Violence exploded in South Sudan in late 2013, two years after it seceded from Sudan, when President Kiir, an ethnic Dinka, sacked vice president Riek Machar, from the rival Nuer group.
The two men have since then signed many deals to end a war fuelled by long-standing ethnic tensions and estimated to have killed more than 400,000 people, finally forming a government of national unity last year.
President Kiir dissolved parliament in May, paving the way for an expanded legislature of 550 members, to include representatives from all ethnic groupings under the terms of the most recent peace deal.
“I assure you that I will not return you back to war again,” he said in a speech marking Independence Day. “Let us all work together to recover the lost decade and put our country back to the path of development in this new decade.”
On Friday, Pope Francis told South Sudan’s leaders they had to do much more to establish peace and promised to visit the country, where violence is still raging in some areas, according to United Nations reports.
“Sadly, your people continue to live in fear and uncertainty,” Francis said in their joint message with two other Christian leaders, Archbishop of Canterbury Justin Welby and Moderator of the Church of Scotland Jim Wallace.
“They lack confidence that their nation can indeed deliver the ‘justice, liberty and prosperity’ celebrated in your national anthem,” they said, adding that peace “may require personal sacrifice from you”.
Earlier on Wednesday at a an interview with a Kenyan TV station, President Kiir said Kenya’s Head of State Uhuru Kenyatta worked against him seven years go to rescue a group of politicians detained for trying to oust him in December 2013.
“These people projected themselves as leaders of Sudan People’s Liberation Movement and that they were the people who fought the war. It was not true,” said President Kiir.
Now referred to as Former Political Detainees, the group had initially been charged with treason and detained by President Kiir’s government following the eruption of violence on December 15, 2013 after his security forces clashed with forces loyal to then Vice President Riek Machar.
President Kiir at the time claimed there had been a plot to remove him from power and started a series of arrests of politicians in the Sudan People’s Liberation Movement (SPLM) accused of wanting him out.
The argument in Kenya at the time was to help remove the politicians from a possible clash point and enable the parties negotiate a political settlement. A few weeks later, they would sign two deals to cease fire and release the detainees.

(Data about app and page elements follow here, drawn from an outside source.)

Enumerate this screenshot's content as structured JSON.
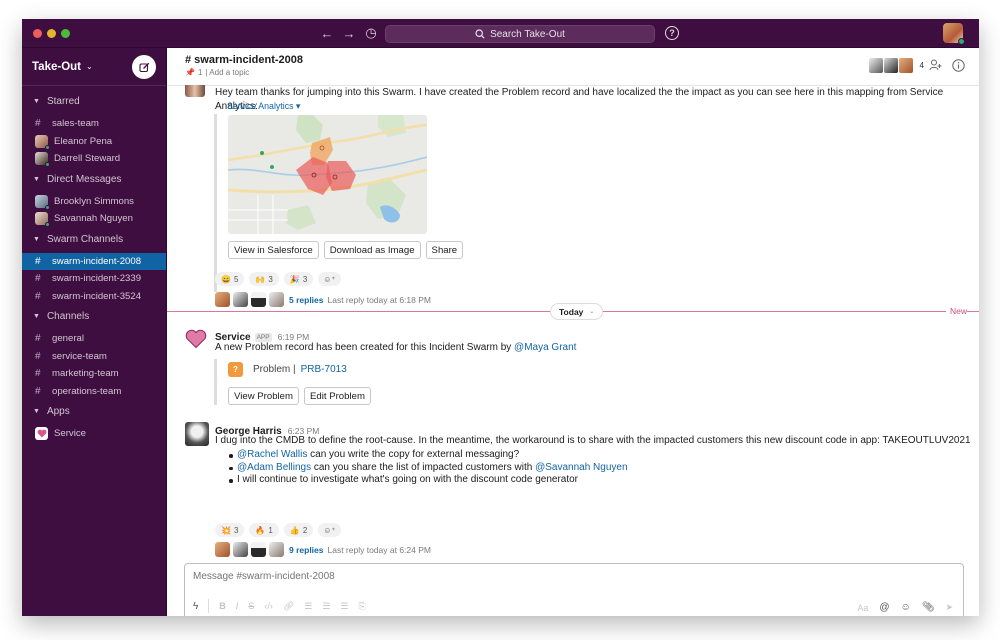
{
  "titlebar": {
    "search_placeholder": "Search Take-Out",
    "back_icon": "←",
    "forward_icon": "→",
    "history_icon": "◷",
    "help_icon": "?"
  },
  "sidebar": {
    "workspace": "Take-Out",
    "sections": [
      {
        "label": "Starred",
        "items": [
          {
            "type": "channel",
            "label": "sales-team"
          },
          {
            "type": "dm",
            "label": "Eleanor Pena"
          },
          {
            "type": "dm",
            "label": "Darrell Steward"
          }
        ]
      },
      {
        "label": "Direct Messages",
        "items": [
          {
            "type": "dm",
            "label": "Brooklyn Simmons"
          },
          {
            "type": "dm",
            "label": "Savannah Nguyen"
          }
        ]
      },
      {
        "label": "Swarm Channels",
        "items": [
          {
            "type": "channel",
            "label": "swarm-incident-2008",
            "active": true
          },
          {
            "type": "channel",
            "label": "swarm-incident-2339"
          },
          {
            "type": "channel",
            "label": "swarm-incident-3524"
          }
        ]
      },
      {
        "label": "Channels",
        "items": [
          {
            "type": "channel",
            "label": "general"
          },
          {
            "type": "channel",
            "label": "service-team"
          },
          {
            "type": "channel",
            "label": "marketing-team"
          },
          {
            "type": "channel",
            "label": "operations-team"
          }
        ]
      },
      {
        "label": "Apps",
        "items": [
          {
            "type": "app",
            "label": "Service"
          }
        ]
      }
    ]
  },
  "channel": {
    "title": "# swarm-incident-2008",
    "pin_count": "1",
    "topic": "| Add a topic",
    "member_count": "4"
  },
  "messages": {
    "first": {
      "text": "Hey team thanks for jumping into this Swarm. I have created the Problem record and have localized the the impact as you can see here in this mapping from Service Analytics:",
      "attachment_title": "Service Analytics ▾",
      "buttons": [
        "View in Salesforce",
        "Download as Image",
        "Share"
      ],
      "reactions": [
        {
          "emoji": "😄",
          "count": "5"
        },
        {
          "emoji": "🙌",
          "count": "3"
        },
        {
          "emoji": "🎉",
          "count": "3"
        }
      ],
      "replies": "5 replies",
      "last_reply": "Last reply today at 6:18 PM"
    },
    "divider": {
      "label": "Today",
      "new_label": "New"
    },
    "service": {
      "author": "Service",
      "badge": "APP",
      "time": "6:19 PM",
      "text": "A new Problem record has been created for this Incident Swarm by ",
      "mention": "@Maya Grant",
      "record_type": "Problem |",
      "record_id": "PRB-7013",
      "buttons": [
        "View Problem",
        "Edit Problem"
      ]
    },
    "george": {
      "author": "George Harris",
      "time": "6:23 PM",
      "text": "I dug into the CMDB to define the root-cause. In the meantime, the workaround is to share with the impacted customers this new discount code in app: TAKEOUTLUV2021",
      "bullets": [
        {
          "mention": "@Rachel Wallis",
          "text": " can you write the copy for external messaging?"
        },
        {
          "mention": "@Adam Bellings",
          "text": " can you share the list of impacted customers with ",
          "mention2": "@Savannah Nguyen"
        },
        {
          "text": "I will continue to investigate what's going on with the discount code generator"
        }
      ],
      "reactions": [
        {
          "emoji": "💥",
          "count": "3"
        },
        {
          "emoji": "🔥",
          "count": "1"
        },
        {
          "emoji": "👍",
          "count": "2"
        }
      ],
      "replies": "9 replies",
      "last_reply": "Last reply today at 6:24 PM"
    }
  },
  "composer": {
    "placeholder": "Message #swarm-incident-2008",
    "format_text_label": "Aa"
  },
  "colors": {
    "sidebar_bg": "#3f0e40",
    "active_item": "#1164a3",
    "link": "#1264a3",
    "new_divider": "#d7779a",
    "presence": "#2bac76"
  }
}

President Kiir said the opposition group, which has since splintered into smaller groups but still earned positions back into the government of national unity, had tried to deceive every leader in the Intergovernmental Authority on Development (Igad), except Uganda’s Yoweri Museveni.